Decreases included the cash management of both the top-up to the Collective Agreement that expired 31 October 2014 ($2.1 million) and a portion of our Paylist Expenditures for 2014-15 ($0.4 million).

The NEB’s actual spending of $87.3 million compared to total authorities of $92.5 million resulted in a lapse of $5.2 million. This was primarily due to lapses in the Participant Funding program ($2.7 million), $2.25 million of which has been frozen so that funding for the TransMountain Expansion (TMX) project could be re-profiled to future fiscal years.
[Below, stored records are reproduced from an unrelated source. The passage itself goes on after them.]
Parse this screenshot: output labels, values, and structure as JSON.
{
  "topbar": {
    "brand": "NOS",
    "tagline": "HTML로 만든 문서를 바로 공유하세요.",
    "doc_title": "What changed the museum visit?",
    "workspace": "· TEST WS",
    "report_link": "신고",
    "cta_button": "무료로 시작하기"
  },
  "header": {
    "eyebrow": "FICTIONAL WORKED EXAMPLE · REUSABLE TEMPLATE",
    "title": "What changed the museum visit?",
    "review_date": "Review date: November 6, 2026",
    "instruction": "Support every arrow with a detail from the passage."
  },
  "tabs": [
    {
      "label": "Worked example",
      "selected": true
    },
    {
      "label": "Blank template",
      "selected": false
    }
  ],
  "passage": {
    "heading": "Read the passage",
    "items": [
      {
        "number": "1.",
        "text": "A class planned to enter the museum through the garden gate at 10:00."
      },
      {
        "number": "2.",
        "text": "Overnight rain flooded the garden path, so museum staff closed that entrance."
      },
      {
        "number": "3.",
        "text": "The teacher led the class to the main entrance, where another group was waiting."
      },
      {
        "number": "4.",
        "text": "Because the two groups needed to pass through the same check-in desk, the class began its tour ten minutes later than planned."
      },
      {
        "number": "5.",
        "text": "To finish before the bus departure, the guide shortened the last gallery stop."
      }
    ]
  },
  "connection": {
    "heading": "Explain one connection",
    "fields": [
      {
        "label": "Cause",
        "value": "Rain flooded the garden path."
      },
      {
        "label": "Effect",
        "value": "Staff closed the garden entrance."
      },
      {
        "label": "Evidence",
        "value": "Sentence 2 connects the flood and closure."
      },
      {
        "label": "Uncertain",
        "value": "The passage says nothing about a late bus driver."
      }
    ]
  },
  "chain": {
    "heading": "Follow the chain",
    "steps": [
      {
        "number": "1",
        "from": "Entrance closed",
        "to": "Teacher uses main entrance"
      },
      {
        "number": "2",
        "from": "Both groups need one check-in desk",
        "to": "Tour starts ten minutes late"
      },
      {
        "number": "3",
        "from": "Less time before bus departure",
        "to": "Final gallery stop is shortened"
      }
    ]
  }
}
The remaining lapse included the move to our new location ($1.2 million) and reprofiled funding related to delayed mega-hearing applications ($1.3 million).

Alignment of Spending With the Whole-of-Government Framework

Alignment of 2014-15 Actual Spending With the Whole-of-Government Framework (dollars)
Strategic Outcome Program Spending Area Government of Canada Outcome 2014-15 Actual Spending
The regulation of pipelines, power lines, energy development and energy trade contributes to the safety of Canadians, the protection of the environment and efficient energy infrastructure and markets, while respecting the rights and interests of those affected by NEB decisions and recommendations. 1.1 Energy Regulation Economic Affairs Strong Economic Growth 45,310,493
1.2 Energy Information Economic Affairs Strong Economic Growth 6,567,390
Total Spending by Spending Area (dollars)
Spending Area Total Planned Spending Total Actual Spending
Economic Affairs 62,839,244 51,877,883
Social Affairs 0 0
International Affairs 0 0
Government Affairs 0 0

Departmental Spending Trend

Departmental Spending Trend Graph

Text description of this graph

Departmental Spending Trend

This bar graph shows the National Energy Board’s planned and actual spending for the fiscal years 2012-13 to 2017-18.

Total Spending and planned spending by period is as follows:

  • 2012-13: $69.6 million
  • 2013-14: $81.6 million
  • 2014-15: $87.3 million
  • 2015-16: $77.6 million
  • 2016-17: $71.6 million
  • 2017-18: $59.1 million

For fiscal years 2012-13 to 2014-15, the figure represents the actual expenditures as reported in the Public Accounts.

The NEB’s expenditures in 2014-15 show an increase of $4.8 million over the prior year, mainly as a result of Budget 2014.

For the period 2015-16 to 2017-18, the figure represents the total planned spending as reported in the 2015-16 Report on Plans and Priorities. Safety and Public Awareness funding is scheduled to expire at the end of fiscal year 2016-17. One time funding for mega-hearings granted in Budget 2014 is due to expire at end of fiscal year 2016-17.

As per Budget 2015, $80 million has been approved for safety and environmental protection, and greater engagement with Canadians.

Expenditures by Vote

For information on the National Energy Board’s organizational voted and statutory expenditures, consult the Public Accounts of Canada 2015, which is available on the Public Works and Government Services Canada website.

 

Date modified: